Fitch Ratings, said in a report Wednesday that the U.S.’ rising shale oil production is expected to drive crude oil prices below $60 a barrel this year, where they will remain in the long-term,
The global rating agency said U.S. shale growth should result in a production surplus in 2018, which would result in global oil production exceeding demand this year, pushing oil prices below $60 per barrel.
In addition, U.S. shale has the ability to meet a significant portion of global oil demand growth, and this will keep crude prices between $50-$60 per barrel range in the long-run, the agency said.
According to the report, Fitch said “Our expectation that U.S. oil production, including gas liquids, will rise by at least 1.5-1.7 million barrels per day in 2018 is based on progress so far, the rising number of drilling rigs and continued efficiency gains.”
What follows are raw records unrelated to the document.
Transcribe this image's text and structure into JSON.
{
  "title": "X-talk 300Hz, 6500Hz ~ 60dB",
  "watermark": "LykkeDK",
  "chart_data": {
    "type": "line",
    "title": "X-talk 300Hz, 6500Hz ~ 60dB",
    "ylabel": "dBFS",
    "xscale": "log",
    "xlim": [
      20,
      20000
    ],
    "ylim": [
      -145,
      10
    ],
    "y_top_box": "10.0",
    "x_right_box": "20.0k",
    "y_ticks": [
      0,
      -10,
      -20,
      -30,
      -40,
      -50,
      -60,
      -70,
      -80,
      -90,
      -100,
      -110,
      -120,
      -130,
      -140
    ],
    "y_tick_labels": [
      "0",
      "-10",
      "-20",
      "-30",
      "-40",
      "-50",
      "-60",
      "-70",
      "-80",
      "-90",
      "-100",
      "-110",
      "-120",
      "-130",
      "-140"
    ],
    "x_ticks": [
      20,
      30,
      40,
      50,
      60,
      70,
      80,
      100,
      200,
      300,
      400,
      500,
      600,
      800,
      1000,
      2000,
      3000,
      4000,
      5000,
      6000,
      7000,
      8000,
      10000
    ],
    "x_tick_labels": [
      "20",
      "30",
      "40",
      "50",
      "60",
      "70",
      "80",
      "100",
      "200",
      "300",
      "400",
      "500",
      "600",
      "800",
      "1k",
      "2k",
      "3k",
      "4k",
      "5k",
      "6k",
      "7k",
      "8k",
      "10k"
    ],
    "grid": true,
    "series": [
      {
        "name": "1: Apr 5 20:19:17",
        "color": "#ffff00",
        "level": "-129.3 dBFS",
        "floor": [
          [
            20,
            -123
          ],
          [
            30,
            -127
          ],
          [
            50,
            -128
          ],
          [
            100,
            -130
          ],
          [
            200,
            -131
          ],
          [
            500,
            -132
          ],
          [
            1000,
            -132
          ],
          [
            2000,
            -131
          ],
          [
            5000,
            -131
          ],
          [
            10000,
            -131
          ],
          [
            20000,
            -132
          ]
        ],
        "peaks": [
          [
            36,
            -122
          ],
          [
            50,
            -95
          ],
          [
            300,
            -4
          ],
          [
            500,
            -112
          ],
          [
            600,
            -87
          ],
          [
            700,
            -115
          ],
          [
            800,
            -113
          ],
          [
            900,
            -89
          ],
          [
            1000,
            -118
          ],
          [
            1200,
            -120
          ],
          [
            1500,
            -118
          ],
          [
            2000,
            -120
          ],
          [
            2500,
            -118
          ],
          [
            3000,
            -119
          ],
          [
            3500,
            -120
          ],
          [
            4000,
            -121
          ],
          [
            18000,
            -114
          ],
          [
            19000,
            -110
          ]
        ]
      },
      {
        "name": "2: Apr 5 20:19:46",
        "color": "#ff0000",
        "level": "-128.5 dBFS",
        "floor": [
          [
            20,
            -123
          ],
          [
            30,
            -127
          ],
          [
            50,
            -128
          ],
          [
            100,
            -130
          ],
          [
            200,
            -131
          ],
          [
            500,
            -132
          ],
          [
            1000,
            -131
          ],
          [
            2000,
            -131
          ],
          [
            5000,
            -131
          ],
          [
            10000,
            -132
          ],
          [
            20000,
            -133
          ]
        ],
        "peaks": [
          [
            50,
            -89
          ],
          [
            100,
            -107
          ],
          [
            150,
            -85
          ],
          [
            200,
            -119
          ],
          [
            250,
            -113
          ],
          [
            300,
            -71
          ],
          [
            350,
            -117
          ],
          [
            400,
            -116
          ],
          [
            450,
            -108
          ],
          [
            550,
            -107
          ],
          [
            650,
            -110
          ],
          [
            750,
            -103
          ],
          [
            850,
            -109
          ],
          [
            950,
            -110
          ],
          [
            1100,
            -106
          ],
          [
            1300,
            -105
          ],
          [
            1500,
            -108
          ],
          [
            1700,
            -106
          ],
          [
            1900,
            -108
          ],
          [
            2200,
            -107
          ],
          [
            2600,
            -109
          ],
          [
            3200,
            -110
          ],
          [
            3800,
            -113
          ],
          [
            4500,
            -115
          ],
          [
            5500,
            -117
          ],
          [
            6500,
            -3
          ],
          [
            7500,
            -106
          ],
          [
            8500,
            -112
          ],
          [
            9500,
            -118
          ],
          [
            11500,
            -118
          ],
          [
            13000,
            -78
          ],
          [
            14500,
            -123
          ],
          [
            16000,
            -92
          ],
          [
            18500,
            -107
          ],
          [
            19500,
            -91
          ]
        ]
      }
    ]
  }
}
However, Fitch Ratings revised up its price forecast in the report titled; Oil Prices Respond to OPEC-plus, but Shale Likely to Push Them Back Below $60 a Barrel.
For the upward revision, the agency said OPEC and non-OPEC’s production cut agreement is successfully reducing the excess crude oil stocks in the global market, and added, “our expectation that compliance with the agreement will remain fairly strong in 2018.”
As a result, Fitch Ratings said it increased oil price estimates by $5 per barrel for this year and $2.50 a barrel for next year.
International benchmark Brent crude is now expected to average $57.50 per barrel starting from this year through 2020, it said.
American benchmark West Texas Intermediate is forecast to average $55 a barrel during the same period.
On the other hand, although compliance to the production cut agreement remains strong, mostly driven by Saudi Arabia and Russia, Fitch said OPEC’s ability in the market is “questionable.”
“In the longer term, the ability of OPEC to control production and prices is questionable, given the gradual adjustment of participating producers to lower oil prices and their unwillingness to cede market share to U.S. shale producers,” the report said.